Weekend is a quiet, well-executed study of a relationship’s first-bloom. But since it’s a tale of boy meets boy instead of boy meets girl (or meets aliens, or really cool weapons, or, best of all, aliens that can turn into really cool weapons!), Andrew Haigh’s film is a gem that’s destined to garner little attention outside of Netflix’s Gay & Lesbian genre section.
The plot is simple. Russell (Tom Cullen) goes out on a Friday, first to a friend’s house and then to a gay bar. He brings Glen (Chris New) home with him. They hook up. The traditional heterosexual viewer experiences relief when nothing very explicit is shown. (That was a close one!) Over the next two days, the two men take the first steps in that orientation-immune dance in which we all participate. Is this something special? And if so, for a moment or a day? For longer?
The success or failure of Weekend rests upon the shoulders of Cullen and New. Neither actor falters. As Russell, Cullen’s calm mix of comfort and discomfort stands out, an impressive feat given that, as Glen, New gets the more frenetic, discursive role. Bolstered by a script that eschews stereotypes, Cullen and New bring to life two memorable characters whose growth in the course of the film is both visible and authentic.
Russell is partially closeted—some of his friends know, and he doesn’t actively pretend to be straight, but nor is he comfortable with PDGAs (public displays of gay affection). Cullen does a marvelous job portraying the ever-present anxiety Russell feels as he strives to blend into an environment where he knows “his kind” can face simmering antagonism and outright aggression. Though much smaller in frame, Glen is out and proud, chafing beneath straight society’s expectations that he be less of both. With both characters, Haigh avoids the tired clichés embodied by gay characters in more mainstream films. Russell is not a tightly closeted gay man struggling to accept his sexually identity—he’s just a man who recognizes the ever-present, not-so-subtle hostility levied towards his lifestyle and who prefers to avoid being its focus if possible. For Glen, the ambient homophobia that Russell shies from is a source of keen annoyance, something to be tirelessly attacked and inveighed against. But rather than the almost inevitable “scrappy brawler” caricature, Glen evinces a passion that is well-served by his intelligence. (In one scene, after noticing some sullen glares from two men in a bar, Glen fearlessly goes on the offensive—but his attack takes the form of spirited, dogged debate.) Both tacks are beyond refreshing—not to mention reasonable—and one of the many avenues by which Haigh’s film reveals its caliber.
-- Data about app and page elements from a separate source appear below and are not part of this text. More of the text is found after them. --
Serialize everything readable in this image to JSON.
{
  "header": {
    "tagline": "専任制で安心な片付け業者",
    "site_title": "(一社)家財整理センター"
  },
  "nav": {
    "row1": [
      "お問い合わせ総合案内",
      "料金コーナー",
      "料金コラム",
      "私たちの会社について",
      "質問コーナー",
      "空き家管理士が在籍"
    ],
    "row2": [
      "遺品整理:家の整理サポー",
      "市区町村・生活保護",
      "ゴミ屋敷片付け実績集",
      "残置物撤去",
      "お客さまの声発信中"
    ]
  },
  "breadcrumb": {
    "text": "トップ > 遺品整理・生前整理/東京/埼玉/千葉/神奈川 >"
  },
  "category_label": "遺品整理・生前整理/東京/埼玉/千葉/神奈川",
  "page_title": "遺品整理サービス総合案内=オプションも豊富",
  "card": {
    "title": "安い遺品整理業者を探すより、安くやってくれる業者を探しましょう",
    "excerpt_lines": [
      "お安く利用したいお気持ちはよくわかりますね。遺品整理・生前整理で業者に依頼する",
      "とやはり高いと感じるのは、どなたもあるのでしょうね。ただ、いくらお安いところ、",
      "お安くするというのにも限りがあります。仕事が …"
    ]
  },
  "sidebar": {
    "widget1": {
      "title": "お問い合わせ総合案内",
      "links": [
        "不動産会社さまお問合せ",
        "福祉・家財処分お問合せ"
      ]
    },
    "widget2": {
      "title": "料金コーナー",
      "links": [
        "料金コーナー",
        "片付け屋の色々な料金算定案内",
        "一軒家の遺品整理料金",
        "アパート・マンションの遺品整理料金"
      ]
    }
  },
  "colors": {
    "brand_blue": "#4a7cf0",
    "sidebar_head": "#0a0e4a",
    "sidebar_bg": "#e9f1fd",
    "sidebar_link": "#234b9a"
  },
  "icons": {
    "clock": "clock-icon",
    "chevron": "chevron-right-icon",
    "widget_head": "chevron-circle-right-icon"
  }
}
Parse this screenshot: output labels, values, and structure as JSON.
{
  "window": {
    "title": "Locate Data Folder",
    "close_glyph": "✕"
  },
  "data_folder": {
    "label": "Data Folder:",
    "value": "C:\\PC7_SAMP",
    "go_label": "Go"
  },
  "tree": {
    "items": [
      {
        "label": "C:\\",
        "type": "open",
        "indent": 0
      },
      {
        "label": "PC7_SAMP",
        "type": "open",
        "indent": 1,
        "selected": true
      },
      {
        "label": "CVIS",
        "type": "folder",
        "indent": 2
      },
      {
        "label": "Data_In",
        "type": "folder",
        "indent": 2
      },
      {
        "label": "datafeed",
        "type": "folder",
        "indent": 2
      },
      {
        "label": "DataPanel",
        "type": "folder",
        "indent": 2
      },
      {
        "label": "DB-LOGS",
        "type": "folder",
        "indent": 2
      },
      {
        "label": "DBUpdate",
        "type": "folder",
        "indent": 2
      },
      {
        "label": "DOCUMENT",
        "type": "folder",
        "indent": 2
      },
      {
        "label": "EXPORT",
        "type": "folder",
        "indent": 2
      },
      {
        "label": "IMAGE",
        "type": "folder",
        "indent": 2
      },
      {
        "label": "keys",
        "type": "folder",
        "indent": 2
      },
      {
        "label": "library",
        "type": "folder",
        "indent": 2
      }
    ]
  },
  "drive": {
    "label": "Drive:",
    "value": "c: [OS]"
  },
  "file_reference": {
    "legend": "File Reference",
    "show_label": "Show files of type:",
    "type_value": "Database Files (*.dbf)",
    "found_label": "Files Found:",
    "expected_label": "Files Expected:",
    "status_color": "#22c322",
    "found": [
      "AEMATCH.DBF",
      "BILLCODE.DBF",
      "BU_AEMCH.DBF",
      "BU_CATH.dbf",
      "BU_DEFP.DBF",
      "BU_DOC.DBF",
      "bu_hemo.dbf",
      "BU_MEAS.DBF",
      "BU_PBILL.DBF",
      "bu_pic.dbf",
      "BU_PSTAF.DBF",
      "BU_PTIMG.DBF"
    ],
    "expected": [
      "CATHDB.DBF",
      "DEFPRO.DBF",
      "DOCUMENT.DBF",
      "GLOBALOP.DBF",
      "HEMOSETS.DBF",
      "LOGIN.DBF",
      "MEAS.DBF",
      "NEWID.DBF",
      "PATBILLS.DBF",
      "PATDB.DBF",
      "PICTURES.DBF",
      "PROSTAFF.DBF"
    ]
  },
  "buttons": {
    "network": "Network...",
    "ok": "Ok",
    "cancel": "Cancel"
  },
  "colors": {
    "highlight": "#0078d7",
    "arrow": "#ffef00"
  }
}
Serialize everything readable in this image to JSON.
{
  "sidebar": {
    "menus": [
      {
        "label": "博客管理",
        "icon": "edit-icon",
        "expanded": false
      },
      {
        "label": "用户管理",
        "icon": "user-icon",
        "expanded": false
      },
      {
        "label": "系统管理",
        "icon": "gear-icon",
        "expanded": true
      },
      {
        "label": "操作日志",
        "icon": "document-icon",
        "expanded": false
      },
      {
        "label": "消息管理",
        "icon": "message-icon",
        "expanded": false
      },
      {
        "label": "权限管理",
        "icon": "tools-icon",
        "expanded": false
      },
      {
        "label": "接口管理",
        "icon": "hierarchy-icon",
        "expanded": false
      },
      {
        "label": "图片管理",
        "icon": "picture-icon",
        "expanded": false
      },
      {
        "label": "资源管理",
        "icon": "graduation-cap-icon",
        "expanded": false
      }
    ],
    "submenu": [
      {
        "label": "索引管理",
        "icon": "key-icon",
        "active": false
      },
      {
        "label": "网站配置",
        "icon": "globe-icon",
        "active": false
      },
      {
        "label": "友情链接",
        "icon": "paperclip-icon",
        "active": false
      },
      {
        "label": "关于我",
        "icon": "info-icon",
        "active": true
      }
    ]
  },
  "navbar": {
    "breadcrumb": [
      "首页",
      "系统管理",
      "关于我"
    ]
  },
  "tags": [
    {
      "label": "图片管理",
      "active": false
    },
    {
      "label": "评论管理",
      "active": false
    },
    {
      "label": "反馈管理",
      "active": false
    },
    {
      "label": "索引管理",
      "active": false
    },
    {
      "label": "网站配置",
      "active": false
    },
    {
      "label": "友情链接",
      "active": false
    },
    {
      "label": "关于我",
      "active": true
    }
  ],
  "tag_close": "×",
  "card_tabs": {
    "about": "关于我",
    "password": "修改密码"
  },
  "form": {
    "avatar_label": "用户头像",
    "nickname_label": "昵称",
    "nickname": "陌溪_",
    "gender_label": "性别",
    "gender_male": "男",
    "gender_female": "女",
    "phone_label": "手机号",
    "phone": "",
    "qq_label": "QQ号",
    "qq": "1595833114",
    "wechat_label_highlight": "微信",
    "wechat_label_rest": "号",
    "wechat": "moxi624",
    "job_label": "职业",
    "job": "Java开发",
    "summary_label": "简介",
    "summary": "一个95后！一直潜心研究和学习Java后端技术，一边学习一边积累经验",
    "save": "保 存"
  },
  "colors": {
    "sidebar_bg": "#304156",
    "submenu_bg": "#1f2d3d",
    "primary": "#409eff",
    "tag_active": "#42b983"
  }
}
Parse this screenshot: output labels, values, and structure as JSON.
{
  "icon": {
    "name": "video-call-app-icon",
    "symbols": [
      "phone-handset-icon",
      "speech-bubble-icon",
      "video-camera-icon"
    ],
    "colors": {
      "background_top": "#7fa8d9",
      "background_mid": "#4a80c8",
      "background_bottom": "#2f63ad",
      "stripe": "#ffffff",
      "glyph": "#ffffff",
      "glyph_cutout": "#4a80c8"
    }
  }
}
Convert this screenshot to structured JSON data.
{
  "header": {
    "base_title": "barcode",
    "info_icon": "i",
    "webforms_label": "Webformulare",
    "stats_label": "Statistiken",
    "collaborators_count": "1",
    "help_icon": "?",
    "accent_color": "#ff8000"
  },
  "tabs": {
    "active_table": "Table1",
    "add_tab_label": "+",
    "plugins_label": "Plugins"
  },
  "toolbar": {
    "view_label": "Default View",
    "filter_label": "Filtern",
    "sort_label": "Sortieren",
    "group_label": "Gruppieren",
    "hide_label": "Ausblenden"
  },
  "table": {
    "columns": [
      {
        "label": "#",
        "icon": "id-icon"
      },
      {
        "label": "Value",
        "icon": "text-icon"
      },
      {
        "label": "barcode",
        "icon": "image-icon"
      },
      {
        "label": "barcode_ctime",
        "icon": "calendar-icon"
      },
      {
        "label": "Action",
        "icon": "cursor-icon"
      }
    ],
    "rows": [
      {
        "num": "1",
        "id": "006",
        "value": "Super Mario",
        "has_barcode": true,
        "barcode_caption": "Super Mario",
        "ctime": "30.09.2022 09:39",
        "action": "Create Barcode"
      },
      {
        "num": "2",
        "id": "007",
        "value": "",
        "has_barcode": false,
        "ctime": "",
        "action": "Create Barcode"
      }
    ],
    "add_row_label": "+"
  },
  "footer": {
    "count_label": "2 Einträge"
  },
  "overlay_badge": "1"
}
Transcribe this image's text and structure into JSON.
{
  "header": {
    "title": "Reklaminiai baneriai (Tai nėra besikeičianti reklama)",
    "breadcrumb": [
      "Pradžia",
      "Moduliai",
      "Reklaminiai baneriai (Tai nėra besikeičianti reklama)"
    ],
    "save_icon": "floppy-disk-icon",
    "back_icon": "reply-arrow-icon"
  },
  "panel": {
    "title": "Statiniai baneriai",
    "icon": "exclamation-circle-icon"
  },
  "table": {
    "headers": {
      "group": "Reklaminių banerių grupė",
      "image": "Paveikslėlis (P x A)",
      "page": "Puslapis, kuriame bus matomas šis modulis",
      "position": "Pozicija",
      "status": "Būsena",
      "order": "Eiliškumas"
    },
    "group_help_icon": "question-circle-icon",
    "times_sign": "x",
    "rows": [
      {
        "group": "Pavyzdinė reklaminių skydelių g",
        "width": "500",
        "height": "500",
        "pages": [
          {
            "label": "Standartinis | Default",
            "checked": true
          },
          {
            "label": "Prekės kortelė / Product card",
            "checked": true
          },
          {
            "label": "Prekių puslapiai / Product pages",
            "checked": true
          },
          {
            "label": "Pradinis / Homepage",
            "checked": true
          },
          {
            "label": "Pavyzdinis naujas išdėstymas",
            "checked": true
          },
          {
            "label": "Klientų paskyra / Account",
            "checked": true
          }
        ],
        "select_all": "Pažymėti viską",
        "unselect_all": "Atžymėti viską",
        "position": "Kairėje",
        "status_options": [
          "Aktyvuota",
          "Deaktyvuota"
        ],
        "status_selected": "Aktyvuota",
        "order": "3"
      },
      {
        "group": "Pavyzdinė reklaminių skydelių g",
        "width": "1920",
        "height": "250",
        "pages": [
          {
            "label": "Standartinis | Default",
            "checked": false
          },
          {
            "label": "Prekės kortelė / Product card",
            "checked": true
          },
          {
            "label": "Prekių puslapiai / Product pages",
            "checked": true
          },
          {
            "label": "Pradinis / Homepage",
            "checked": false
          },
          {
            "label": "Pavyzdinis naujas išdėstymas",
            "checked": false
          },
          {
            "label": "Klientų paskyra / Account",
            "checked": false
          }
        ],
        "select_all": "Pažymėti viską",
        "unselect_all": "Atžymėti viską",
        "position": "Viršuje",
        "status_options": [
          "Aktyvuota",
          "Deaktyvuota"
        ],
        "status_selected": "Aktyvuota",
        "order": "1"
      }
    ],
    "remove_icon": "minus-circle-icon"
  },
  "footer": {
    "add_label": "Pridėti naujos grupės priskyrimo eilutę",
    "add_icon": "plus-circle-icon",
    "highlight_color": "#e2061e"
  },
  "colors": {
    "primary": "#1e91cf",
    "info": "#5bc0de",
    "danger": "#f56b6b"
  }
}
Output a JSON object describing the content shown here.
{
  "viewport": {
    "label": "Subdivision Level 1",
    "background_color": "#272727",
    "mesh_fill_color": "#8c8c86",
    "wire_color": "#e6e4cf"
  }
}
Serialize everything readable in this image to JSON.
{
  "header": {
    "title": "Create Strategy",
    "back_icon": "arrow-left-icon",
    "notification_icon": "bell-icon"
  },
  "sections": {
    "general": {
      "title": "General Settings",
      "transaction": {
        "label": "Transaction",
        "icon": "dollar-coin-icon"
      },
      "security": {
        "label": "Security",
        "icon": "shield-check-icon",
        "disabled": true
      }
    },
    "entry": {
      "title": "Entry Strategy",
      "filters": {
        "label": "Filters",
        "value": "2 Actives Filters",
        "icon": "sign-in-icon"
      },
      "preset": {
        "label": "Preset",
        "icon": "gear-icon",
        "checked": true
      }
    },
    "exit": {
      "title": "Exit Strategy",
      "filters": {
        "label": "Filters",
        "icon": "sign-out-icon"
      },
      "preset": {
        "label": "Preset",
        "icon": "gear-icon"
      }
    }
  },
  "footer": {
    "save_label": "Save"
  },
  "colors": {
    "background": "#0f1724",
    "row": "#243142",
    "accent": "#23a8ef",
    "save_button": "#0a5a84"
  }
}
As for how well Weekend captures this or that slice of gay culture, I’m not in a position to say. But I do know that the same scenes that make me squirm are the same ones that will keep Weekend from achieving even the modest “art house tier” distribution numbers an indie of its quality would normally enjoy. These same scenes permeate the rom-coms, thrillers and dramedies of the big boys—but since those films involve hot Adam-on-Eve action, it’s acceptable. Director Haigh is well aware of this contradiction—at one point in Weekend, Glen complains, “Watch out! The straights are coming! Let’s not upset them! Let’s hide in our little ghettos. Let’s not hold hands. Let’s not kiss in the street.” This “straight sensibility” will most certainly ensure Tom Cullen’s understated, yet tone-crucial performance as Russell will net few honors outside of the film festival circuit. (And there is something wrong with that.)
Ultimately, Weekend reminds its viewers that homosexual couples fall in love in much the same way as heterosexual ones: with careful restraint and bursts of joy, with nagging doubts and tentative hopes, and with the desire to connect at odds with the fear of being hurt.